BK: The Boston University brand is big. Organizations want to work with the BU School of Social Work because it’s a top 10 nationally ranked graduate school. They look to BUSSW as a leader in the field and community-based agencies are always seeking meaningful partnerships with academic institutions. My hope is that the Trainers Hub will provide a platform for this type of partnership and “community of practice” for its membership. Having a one-stop resource like the Trainers Hub will make it much easier for organizations to find the specific support they need. They can easily search trainers by topic on our site and, with the BUSSW name and credentialing, they can be assured of high quality.

How did you go about developing this new curriculum to support the Trainers Hub? 

BK: We created an Alumni Training Board — with all BUSSW alumni social workers and instructors — to develop and pilot a three-course certificate program.
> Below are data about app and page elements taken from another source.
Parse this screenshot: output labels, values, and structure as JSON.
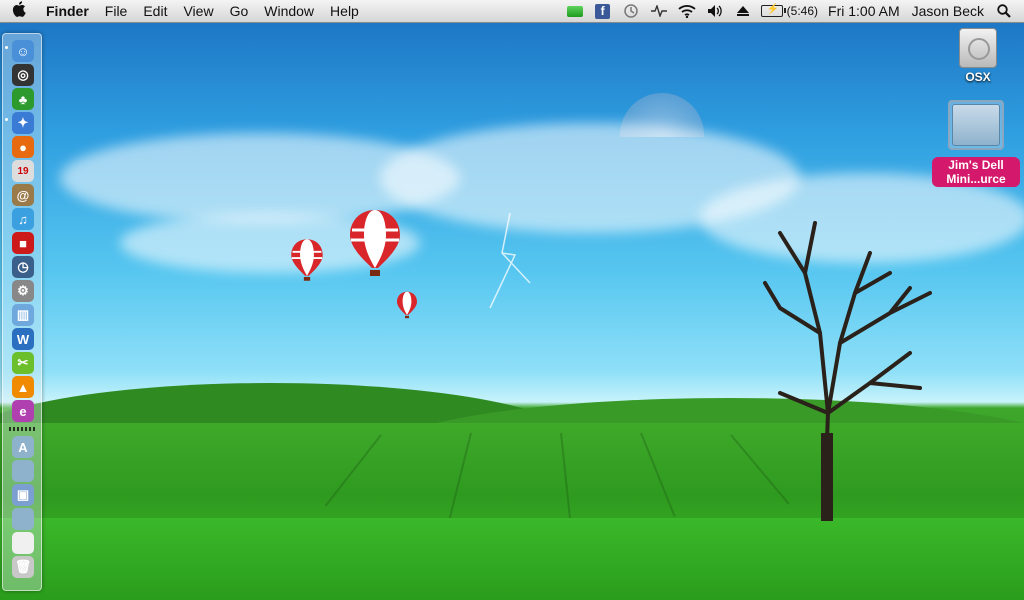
{
  "menubar": {
    "app_name": "Finder",
    "menus": [
      "File",
      "Edit",
      "View",
      "Go",
      "Window",
      "Help"
    ],
    "status": {
      "facebook_label": "f",
      "battery_time": "(5:46)",
      "clock": "Fri 1:00 AM",
      "user": "Jason Beck"
    }
  },
  "desktop": {
    "icons": [
      {
        "label": "OSX",
        "kind": "hard-drive-icon"
      },
      {
        "label": "Jim's Dell Mini...urce",
        "label_line1": "Jim's Dell",
        "label_line2": "Mini...urce",
        "kind": "folder-icon",
        "selected": true
      }
    ]
  },
  "dock": {
    "items": [
      {
        "name": "finder",
        "color": "#4a90d9",
        "glyph": "☺"
      },
      {
        "name": "dashboard",
        "color": "#333333",
        "glyph": "◎"
      },
      {
        "name": "tree-app",
        "color": "#2d9a2d",
        "glyph": "♣"
      },
      {
        "name": "safari",
        "color": "#3a7bd5",
        "glyph": "✦"
      },
      {
        "name": "firefox",
        "color": "#e86a10",
        "glyph": "●"
      },
      {
        "name": "ical",
        "color": "#dddddd",
        "glyph": "19"
      },
      {
        "name": "address-book",
        "color": "#9b7a4a",
        "glyph": "@"
      },
      {
        "name": "itunes",
        "color": "#3aa0e0",
        "glyph": "♫"
      },
      {
        "name": "photo-booth",
        "color": "#cc1a1a",
        "glyph": "■"
      },
      {
        "name": "time-machine",
        "color": "#3a5f8a",
        "glyph": "◷"
      },
      {
        "name": "system-preferences",
        "color": "#888888",
        "glyph": "⚙"
      },
      {
        "name": "activity-chart",
        "color": "#6fa8dc",
        "glyph": "▥"
      },
      {
        "name": "word-app",
        "color": "#2a6fc0",
        "glyph": "W"
      },
      {
        "name": "limewire",
        "color": "#6abf2a",
        "glyph": "✂"
      },
      {
        "name": "vlc-cone",
        "color": "#f08a00",
        "glyph": "▲"
      },
      {
        "name": "messenger",
        "color": "#b040b0",
        "glyph": "e"
      },
      {
        "name": "applications-folder",
        "color": "#8fb2cc",
        "glyph": "A"
      },
      {
        "name": "documents-folder",
        "color": "#8fb2cc",
        "glyph": ""
      },
      {
        "name": "preview",
        "color": "#7a9fd0",
        "glyph": "▣"
      },
      {
        "name": "downloads-folder",
        "color": "#8fb2cc",
        "glyph": ""
      },
      {
        "name": "stack",
        "color": "#f0f0f0",
        "glyph": ""
      },
      {
        "name": "trash",
        "color": "#c8c8c8",
        "glyph": "🗑"
      }
    ]
  }
}
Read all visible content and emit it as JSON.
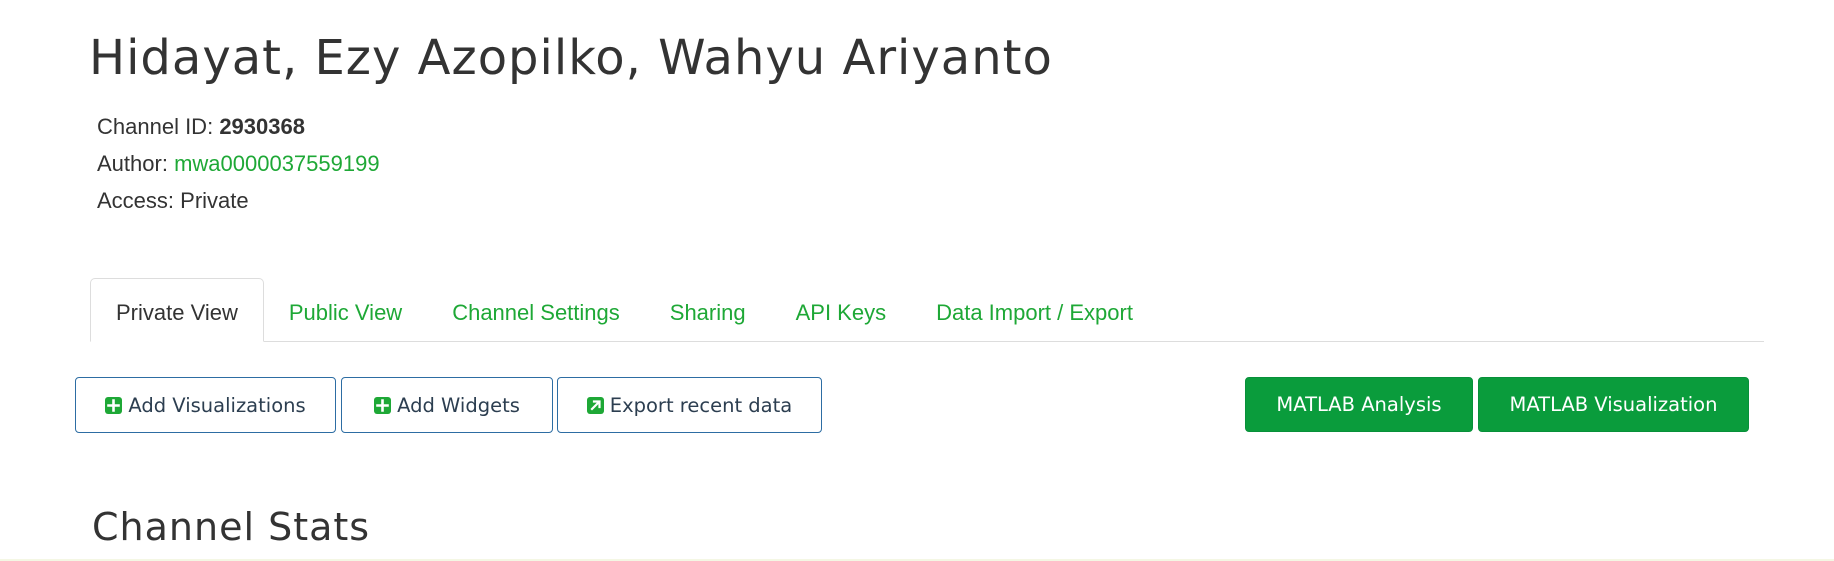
{
  "channel": {
    "title": "Hidayat, Ezy Azopilko, Wahyu Ariyanto",
    "id_label": "Channel ID:",
    "id_value": "2930368",
    "author_label": "Author:",
    "author_value": "mwa0000037559199",
    "access_label": "Access:",
    "access_value": "Private"
  },
  "tabs": [
    {
      "label": "Private View",
      "active": true
    },
    {
      "label": "Public View",
      "active": false
    },
    {
      "label": "Channel Settings",
      "active": false
    },
    {
      "label": "Sharing",
      "active": false
    },
    {
      "label": "API Keys",
      "active": false
    },
    {
      "label": "Data Import / Export",
      "active": false
    }
  ],
  "toolbar": {
    "add_visualizations": {
      "label": "Add Visualizations",
      "icon": "plus-square-icon"
    },
    "add_widgets": {
      "label": "Add Widgets",
      "icon": "plus-square-icon"
    },
    "export_recent": {
      "label": "Export recent data",
      "icon": "external-link-square-icon"
    },
    "matlab_analysis": "MATLAB Analysis",
    "matlab_visualization": "MATLAB Visualization"
  },
  "sections": {
    "channel_stats": "Channel Stats"
  },
  "colors": {
    "accent_green": "#1ea836",
    "button_green": "#0a9c3c",
    "outline_blue": "#2d6da3",
    "text": "#333333"
  }
}
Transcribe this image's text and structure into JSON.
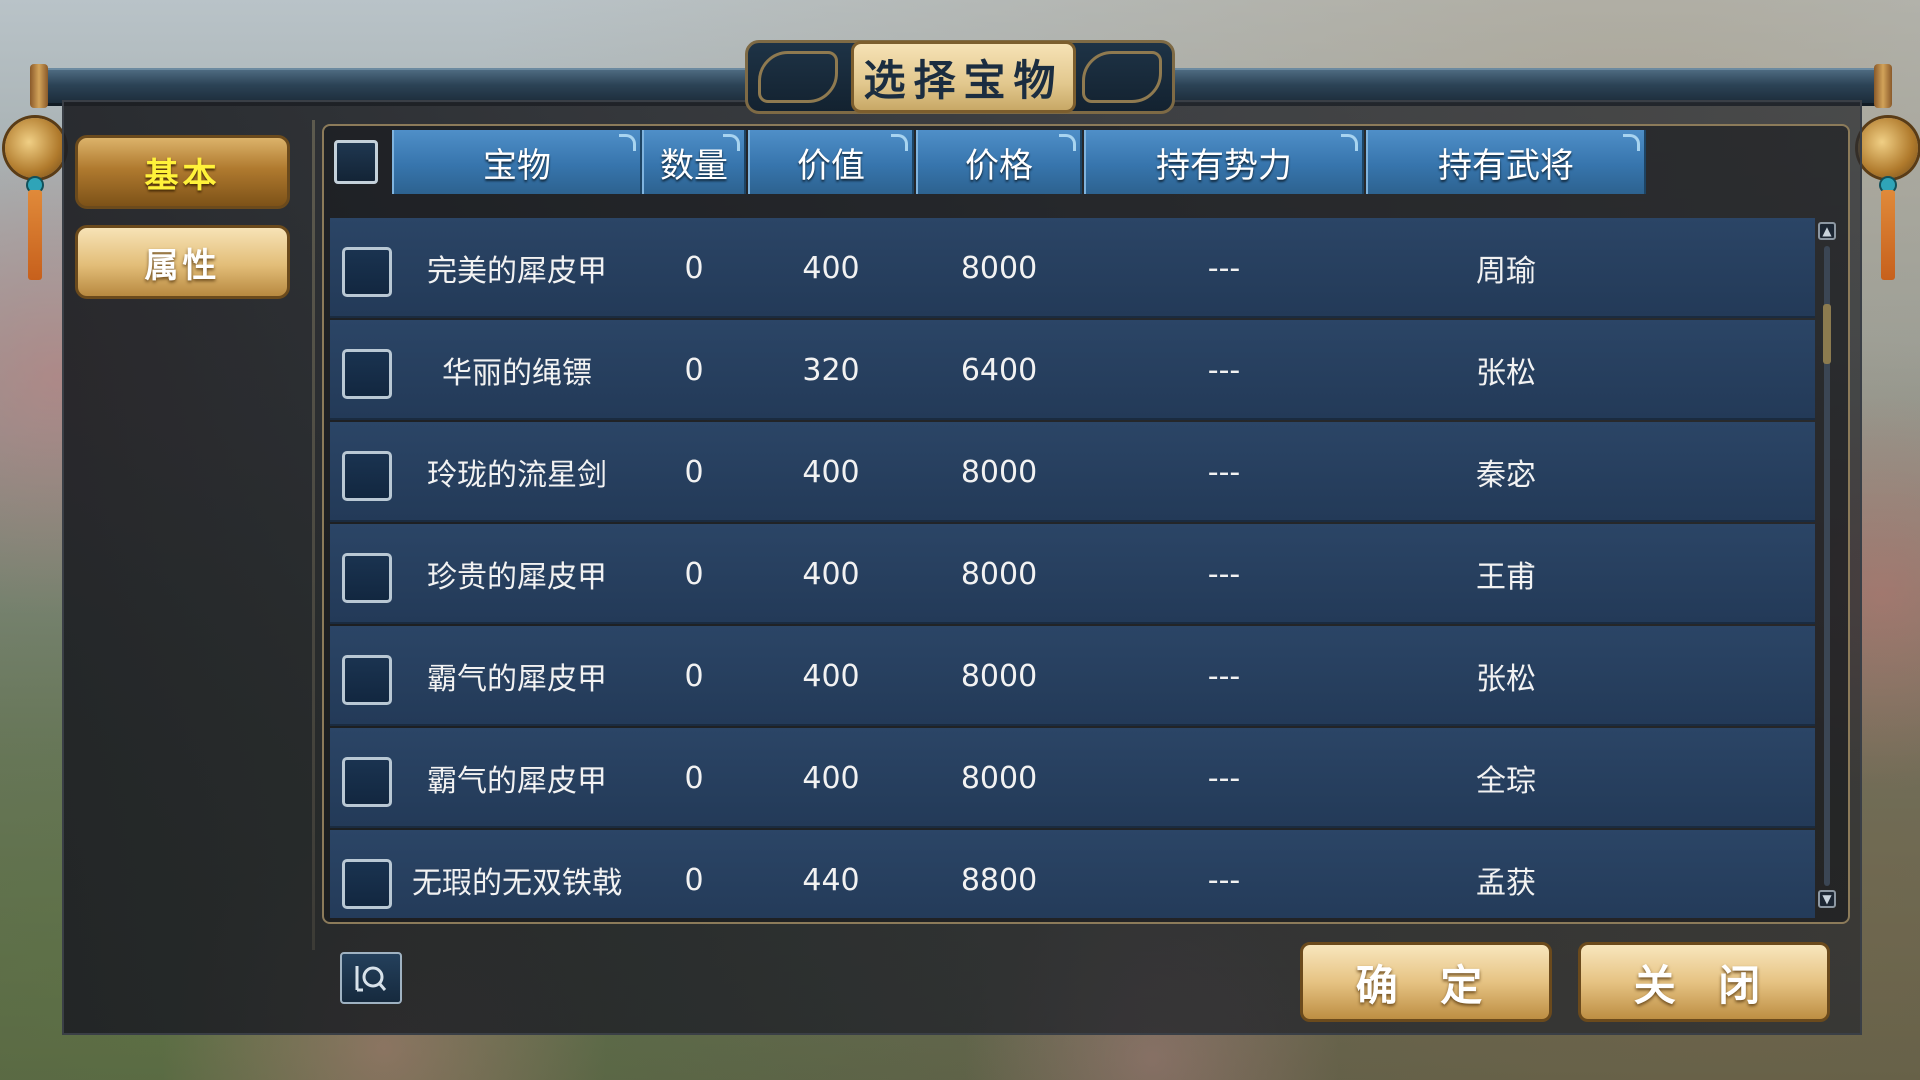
{
  "dialog": {
    "title": "选择宝物"
  },
  "sidebar": {
    "tabs": [
      {
        "label": "基本",
        "active": true
      },
      {
        "label": "属性",
        "active": false
      }
    ]
  },
  "table": {
    "columns": [
      "宝物",
      "数量",
      "价值",
      "价格",
      "持有势力",
      "持有武将"
    ],
    "rows": [
      {
        "item": "完美的犀皮甲",
        "qty": "0",
        "value": "400",
        "price": "8000",
        "faction": "---",
        "general": "周瑜"
      },
      {
        "item": "华丽的绳镖",
        "qty": "0",
        "value": "320",
        "price": "6400",
        "faction": "---",
        "general": "张松"
      },
      {
        "item": "玲珑的流星剑",
        "qty": "0",
        "value": "400",
        "price": "8000",
        "faction": "---",
        "general": "秦宓"
      },
      {
        "item": "珍贵的犀皮甲",
        "qty": "0",
        "value": "400",
        "price": "8000",
        "faction": "---",
        "general": "王甫"
      },
      {
        "item": "霸气的犀皮甲",
        "qty": "0",
        "value": "400",
        "price": "8000",
        "faction": "---",
        "general": "张松"
      },
      {
        "item": "霸气的犀皮甲",
        "qty": "0",
        "value": "400",
        "price": "8000",
        "faction": "---",
        "general": "全琮"
      },
      {
        "item": "无瑕的无双铁戟",
        "qty": "0",
        "value": "440",
        "price": "8800",
        "faction": "---",
        "general": "孟获"
      }
    ]
  },
  "footer": {
    "confirm_label": "确 定",
    "close_label": "关 闭"
  },
  "icons": {
    "search": "search-icon",
    "scroll_up": "chevron-up-icon",
    "scroll_down": "chevron-down-icon"
  },
  "colors": {
    "header_blue": "#3775ad",
    "row_blue": "#263f5f",
    "gold": "#e2bd78",
    "active_tab_text": "#fff23a"
  }
}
The first course, Preparing for Success, gets people ready to lead a training and assess an organization’s needs. The second, Curriculum Design and Implementation, is about setting goals and objectives for the competencies they’re trying to teach. The third, Assessment and Evaluation, is about building a feedback loop so they can determine if the training was successful. With these courses, we’re asking prospective BUSSW trainers to develop a portfolio and think about how to set themselves up for successful training. 

How will these trainers benefit from becoming certified members of the Trainers Hub?

BK: The Trainers Hub will give them access to new revenue-generating opportunities and enable them to expand their impact in the field of social work practice. They can also leverage the BUSSW brand at the same time that they’re building their own brand.  Trainers will get more mileage nationally from having a BUSSW trainer title, and they can maximize their contribution to our profession by building the competencies of this critical workforce.

Some people may say, “I already have all this training experience.” My feeling is that when it comes to lifelong learning, there’s always a little bit more we can build upon. The three-course certificate, which provides 10 continuing education credits, will help them become a more multifaceted professional in the end. The true impact will be in creating a strong workforce that can improve the lives of the people we work with and create partnerships with community-based agencies to further their goals. This is the ultimate benefit and goal for the Trainers Hub.

BU’s Digital Education Incubator (DL&I) provided funding for this lifelong learning initiative.

For more information on The Network or the Trainers Hub, visit www.thenetwork.bu.edu or email thenetbu@bu.edu.